I started writing the & EP as a senior in college in 2011 and I wanted that to be very conceptual and latticed; after reading The Sound and the Fury, Ulysses, and The Crying of Lot 49, I was like, “I wanna make something like that—a love album about semiotics, or a semiotics album about love.” But following that, something clicked, and I realized the more simple I am, the better. It is always more potent to communicate quickly. So I started writing shorter songs that were more conversational. And that was exactly when things starting connecting more deeply with a listenership, with Mixtape Two. That was a real turning point. It allowed me to move towards simplicity. Because complexity is a little bit of a defense mechanism. I challenge myself all the time to simplify.
If you could hang out inside any Virginia Woolf novel, which would it be and why?

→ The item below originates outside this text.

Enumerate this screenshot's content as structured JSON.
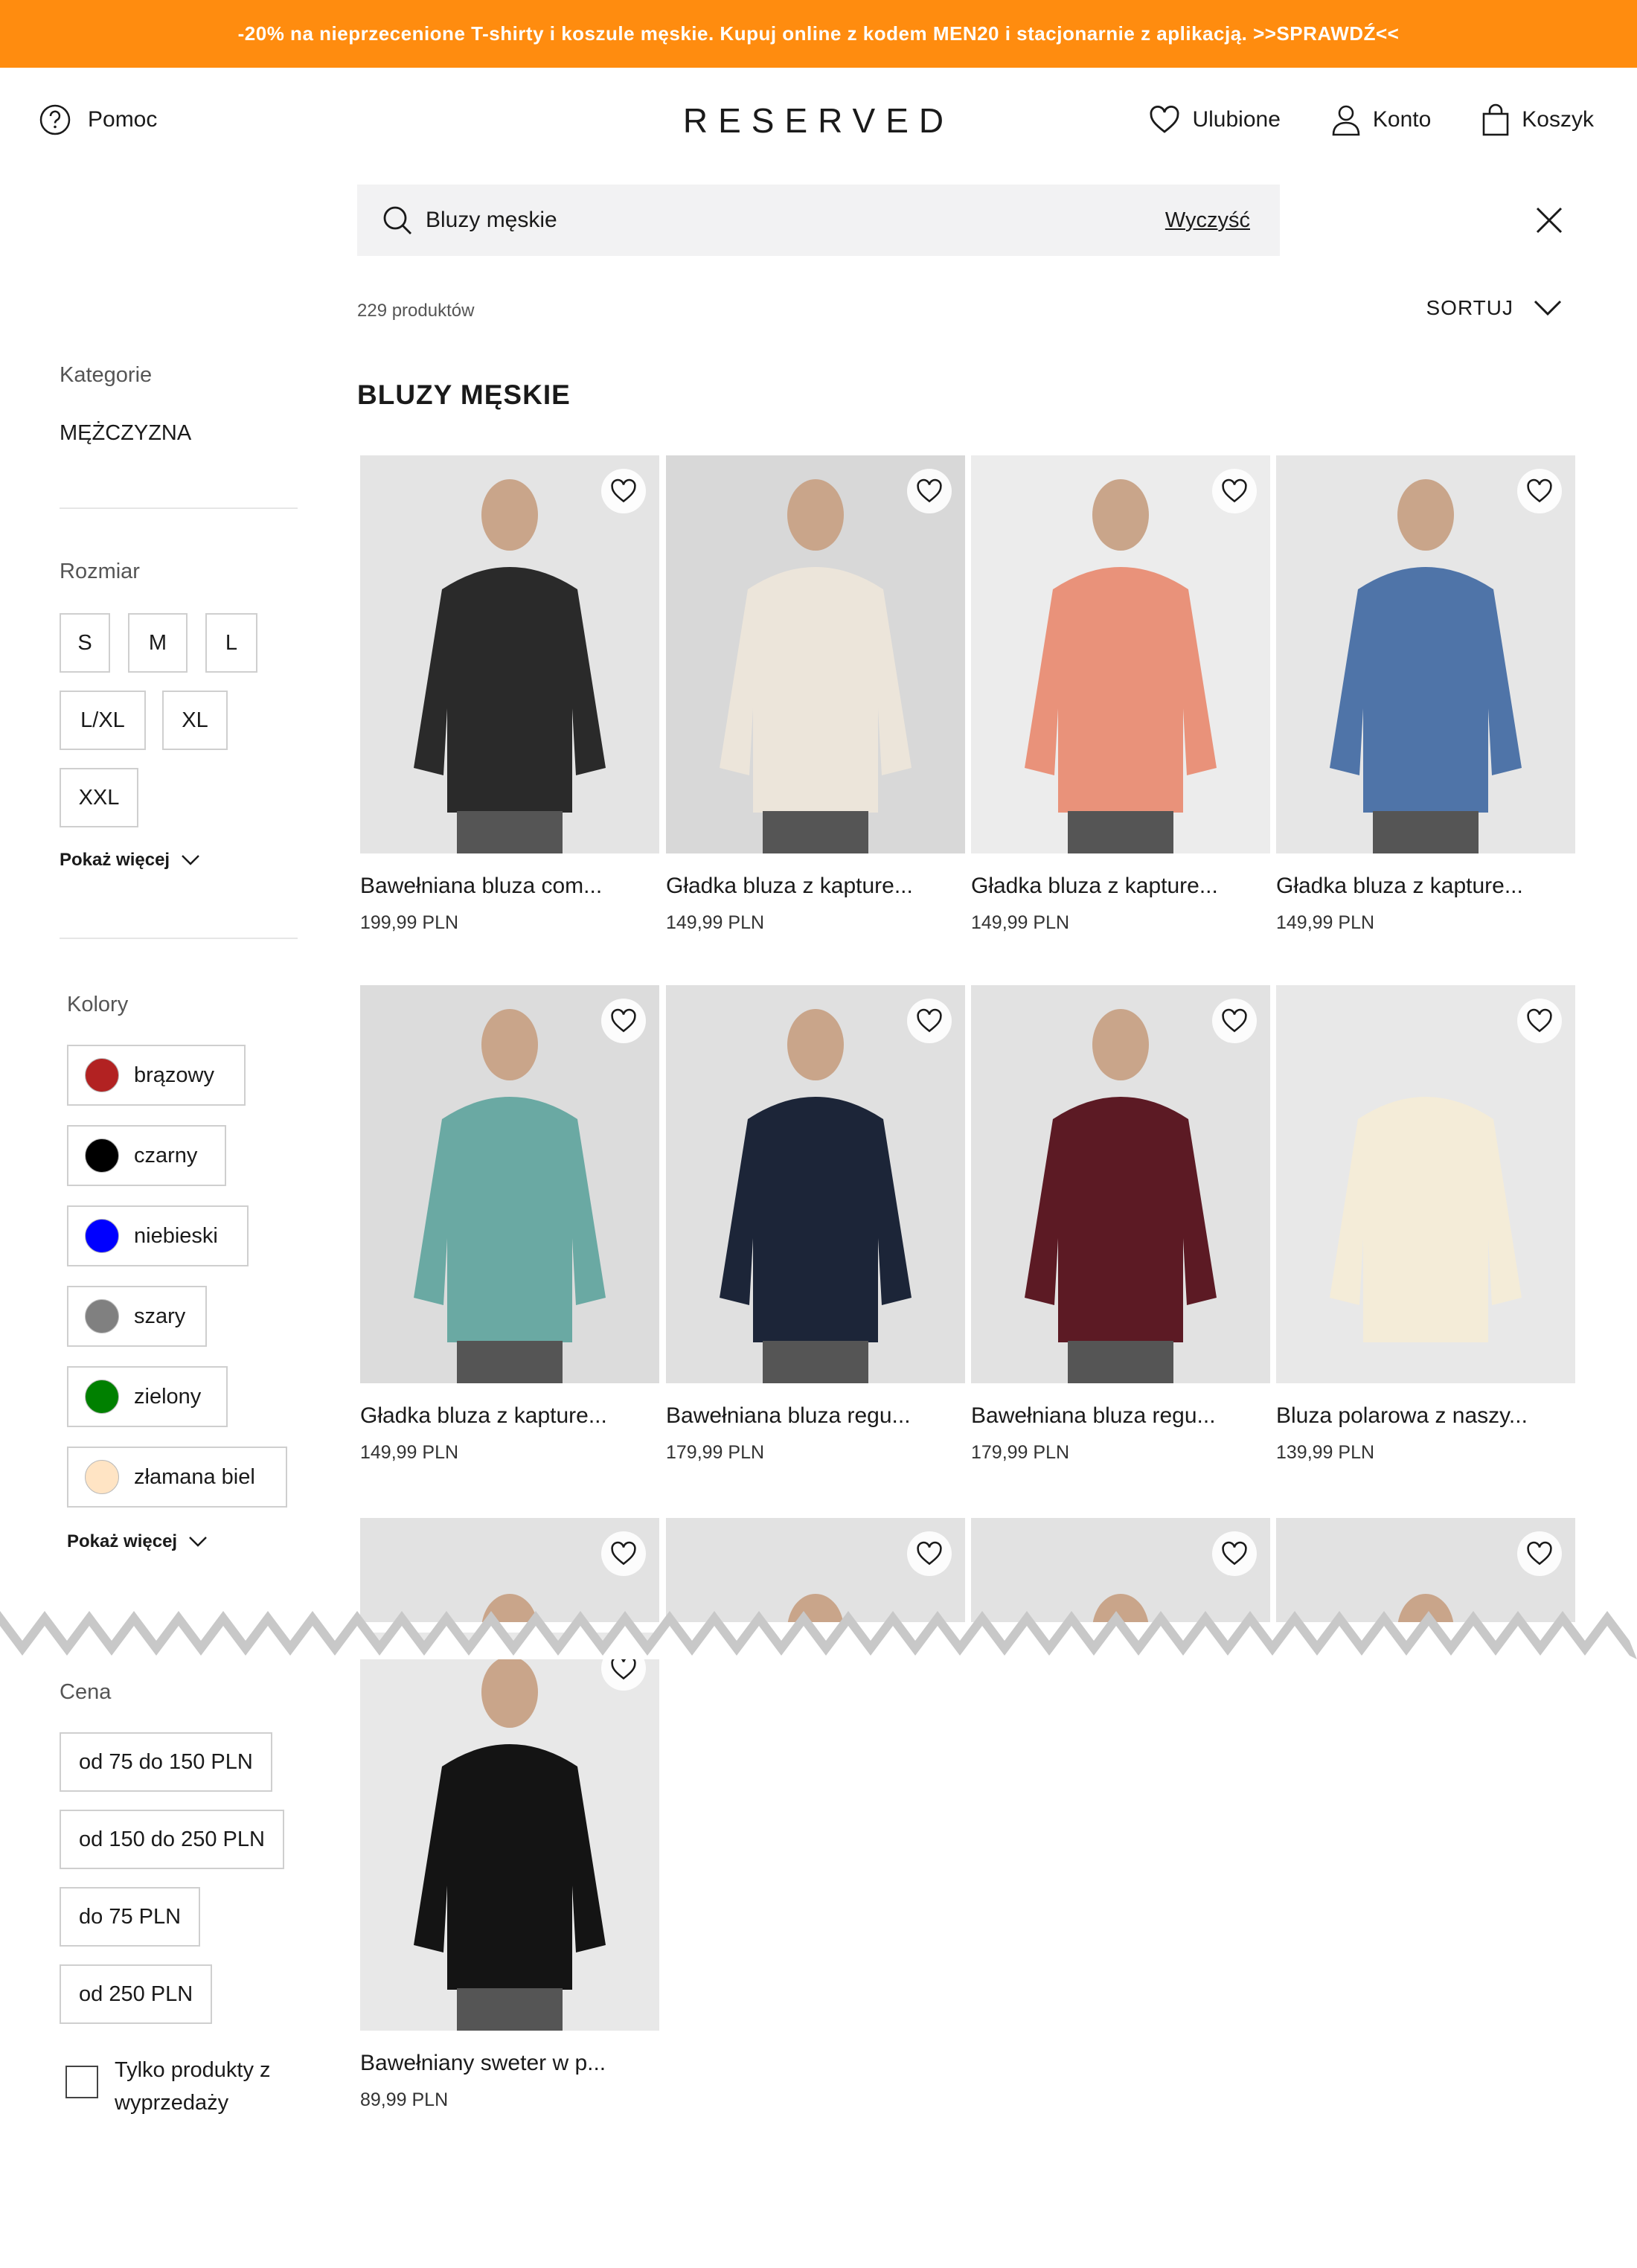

The Waves is my favorite book by her. I read it when I moved to NYC, when everything in my life was falling apart. It taught me so much about texture—that it is possible to engage a reader with a practically non-narrative book. There is character development, but it’s almost like the characters don’t even matter that much. That book showed me something about the permeability of self, being in a city with all these impossibly complex moving parts. It made me center myself a little bit and understand the fluidity of personality, and that lead me towards a more humble perspective, because it’s not so much about me, it’s more about my role—how can I help this big thing? Also, it’s so… wavy, in the contemporary sense. It helped me realize that taking an earnest swing at what consciousness looks like on the page is a trippy assignment. You don’t need to be surreal in a classic sense to be psychedelic. If you are rendering consciousness accurately enough, it is going to be trippy.

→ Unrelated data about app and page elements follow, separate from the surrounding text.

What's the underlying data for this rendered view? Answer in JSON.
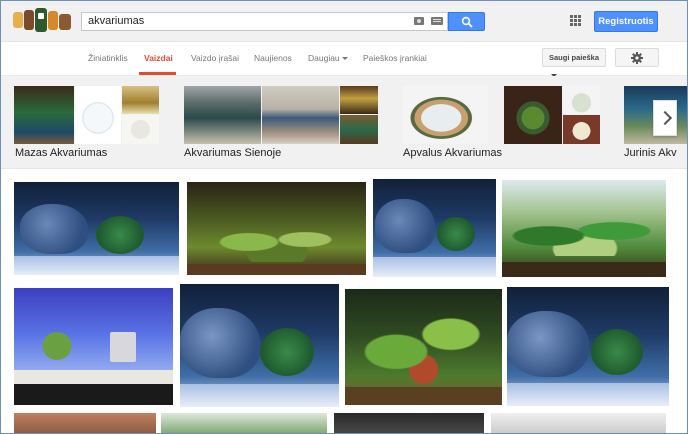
{
  "search": {
    "query": "akvariumas"
  },
  "header": {
    "register_label": "Registruotis"
  },
  "nav": {
    "tabs": [
      "Žiniatinklis",
      "Vaizdai",
      "Vaizdo įrašai",
      "Naujienos",
      "Daugiau",
      "Paieškos įrankiai"
    ],
    "active_tab": "Vaizdai",
    "safe_search_label": "Saugi paieška"
  },
  "related": [
    {
      "label": "Mazas Akvariumas"
    },
    {
      "label": "Akvariumas Sienoje"
    },
    {
      "label": "Apvalus Akvariumas"
    },
    {
      "label": "Jurinis Akv"
    }
  ],
  "colors": {
    "accent_red": "#dd4b39",
    "button_blue": "#4d90fe"
  },
  "icons": [
    "camera-icon",
    "keyboard-icon",
    "search-icon",
    "apps-grid-icon",
    "gear-icon",
    "chevron-right-icon"
  ]
}
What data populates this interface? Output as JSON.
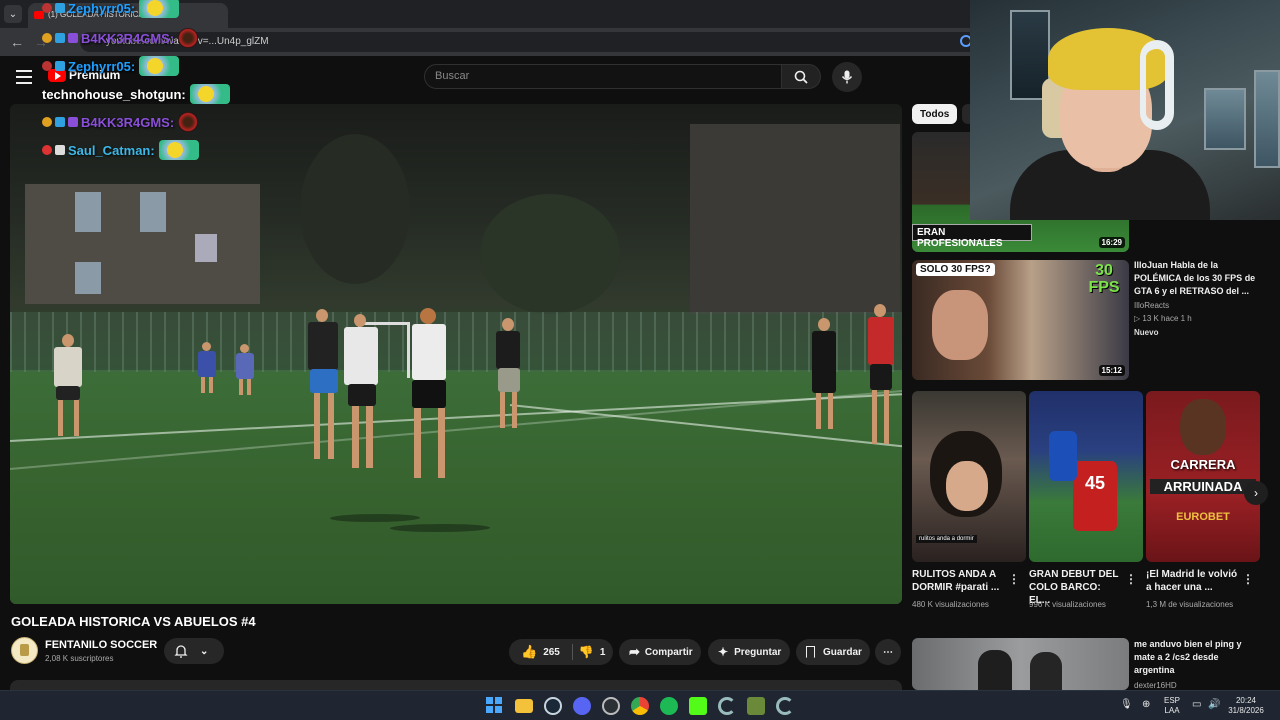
{
  "browser": {
    "tab_title": "(1) GOLEADA HISTORICA VS A",
    "url": "youtube.com/watch?v=...Un4p_glZM"
  },
  "header": {
    "brand": "Premium",
    "search_placeholder": "Buscar"
  },
  "chat": [
    {
      "user": "Zephyrr05:",
      "color": "#1e9fff"
    },
    {
      "user": "B4KK3R4GMS:",
      "color": "#8a4fd8"
    },
    {
      "user": "Zephyrr05:",
      "color": "#1e9fff"
    },
    {
      "user": "technohouse_shotgun:",
      "color": "#ffffff"
    },
    {
      "user": "B4KK3R4GMS:",
      "color": "#8a4fd8"
    },
    {
      "user": "Saul_Catman:",
      "color": "#3db8e8"
    }
  ],
  "video": {
    "title": "GOLEADA HISTORICA VS ABUELOS #4",
    "channel": "FENTANILO SOCCER",
    "subscribers": "2,08 K suscriptores",
    "likes": "265",
    "dislikes": "1",
    "share_label": "Compartir",
    "ask_label": "Preguntar",
    "save_label": "Guardar"
  },
  "chips": {
    "all": "Todos"
  },
  "recommendations": [
    {
      "thumb_text": "ERAN PROFESIONALES",
      "duration": "16:29",
      "title": "",
      "channel": "",
      "meta": "",
      "badge": ""
    },
    {
      "thumb_text": "SOLO 30 FPS?",
      "thumb_text2": "30 FPS",
      "duration": "15:12",
      "title": "IlloJuan Habla de la POLÉMICA de los 30 FPS de GTA 6 y el RETRASO del ...",
      "channel": "IlloReacts",
      "meta": "▷ 13 K  hace 1 h",
      "badge": "Nuevo"
    }
  ],
  "shorts": [
    {
      "title": "RULITOS ANDA A DORMIR #parati ...",
      "views": "480 K visualizaciones",
      "caption": "rulitos anda a dormir"
    },
    {
      "title": "GRAN DEBUT DEL COLO BARCO: EL...",
      "views": "996 K visualizaciones",
      "jersey": "45"
    },
    {
      "title": "¡El Madrid le volvió a hacer una ...",
      "views": "1,3 M de visualizaciones",
      "text1": "CARRERA",
      "text2": "ARRUINADA",
      "sponsor": "EUROBET"
    }
  ],
  "rec_bottom": {
    "title": "me anduvo bien el ping y mate a 2 /cs2 desde argentina",
    "channel": "dexter16HD"
  },
  "tray": {
    "lang1": "ESP",
    "lang2": "LAA",
    "time": "20:24",
    "date": "31/8/2026"
  }
}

Which fictional character do you relate to the most?
The writer Ben Lerner’s character Adam Gordon in Leaving the Atocha Station. Ben Lerner is compared to this character all the time because he made a thing that a lot of people have engaged with, and now they assume that that person is him. I relate to that. A lot of people who have listened to Pinegrove want to know just how autobiographical it is. And of course some of it is. But it’s also fictionalized. I select details to make it more of a cogent story, more exciting, to make it rhyme, to make it fit. For example, aphasia is a neurological condition that prevents you from accessing words well, and we have a song called “Aphasia,” and people have asked, “Do you actually have aphasia?” No, it’s a metaphor. It’s a fear of mine that I won’t be able to express myself well enough, or that I’ll be somehow trapped inside myself. Maybe a lot of people feel that way. So I’m using it metaphorically as an extension of solipsism. Not only am I afraid of discovering that I am the only real thing, but I can’t communicate that discovery to anyone because I’ve lost my use of language. That’s what Cardinal is about for me.
What’s the last song you heard that made you cry?

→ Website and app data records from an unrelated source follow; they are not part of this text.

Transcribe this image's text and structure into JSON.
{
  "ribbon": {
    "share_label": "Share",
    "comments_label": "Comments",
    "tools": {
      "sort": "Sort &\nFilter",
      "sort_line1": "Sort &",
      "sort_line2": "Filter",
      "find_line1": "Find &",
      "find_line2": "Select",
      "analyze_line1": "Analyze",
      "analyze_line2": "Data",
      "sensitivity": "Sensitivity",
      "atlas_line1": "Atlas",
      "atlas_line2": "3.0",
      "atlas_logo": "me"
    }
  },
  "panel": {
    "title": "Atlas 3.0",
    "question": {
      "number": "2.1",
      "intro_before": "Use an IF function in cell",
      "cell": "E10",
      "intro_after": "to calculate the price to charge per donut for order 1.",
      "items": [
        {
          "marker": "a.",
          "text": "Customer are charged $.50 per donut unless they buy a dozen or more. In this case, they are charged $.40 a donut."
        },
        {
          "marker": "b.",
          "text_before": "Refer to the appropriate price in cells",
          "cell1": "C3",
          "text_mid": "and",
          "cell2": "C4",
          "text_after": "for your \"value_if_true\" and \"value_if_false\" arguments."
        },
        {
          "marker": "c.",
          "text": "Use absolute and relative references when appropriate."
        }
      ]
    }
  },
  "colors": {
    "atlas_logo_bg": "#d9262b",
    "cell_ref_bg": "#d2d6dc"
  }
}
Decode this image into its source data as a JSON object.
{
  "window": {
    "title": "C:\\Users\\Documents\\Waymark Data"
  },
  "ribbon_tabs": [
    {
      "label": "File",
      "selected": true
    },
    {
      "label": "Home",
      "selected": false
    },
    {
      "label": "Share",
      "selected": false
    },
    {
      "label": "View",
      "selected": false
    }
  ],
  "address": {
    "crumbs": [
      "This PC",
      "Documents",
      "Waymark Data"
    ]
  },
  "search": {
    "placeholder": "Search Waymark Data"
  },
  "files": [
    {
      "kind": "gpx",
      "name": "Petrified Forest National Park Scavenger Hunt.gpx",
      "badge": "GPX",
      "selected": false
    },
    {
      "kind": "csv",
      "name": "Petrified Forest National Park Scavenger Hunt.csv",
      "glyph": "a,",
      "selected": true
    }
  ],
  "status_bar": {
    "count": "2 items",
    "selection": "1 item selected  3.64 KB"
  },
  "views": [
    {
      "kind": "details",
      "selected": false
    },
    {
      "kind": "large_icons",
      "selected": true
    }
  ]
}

“Golden Days” by Whitney. There are incidental associative memories with it—as a listener or reader or viewer, you’re always bringing your own baggage to whatever art you’re engaging with. A song like “Golden Days” allows you to have a personal moment that is basically independent of the song; there’s a certain intensity-meets-serenity with a song that will allow you to access that space.
What’s a moment in your life when you felt like the smartest person on earth?
I think a real turning point for me intellectually happened when I became less concerned about presentation and more concerned about content and feeling. My most recent revelation was about how being a good artist and being a good person are really similar. Basically, the moment I decided to really dedicate myself to matters of the heart, in an emotionally responsible way, I unlocked my brain, too.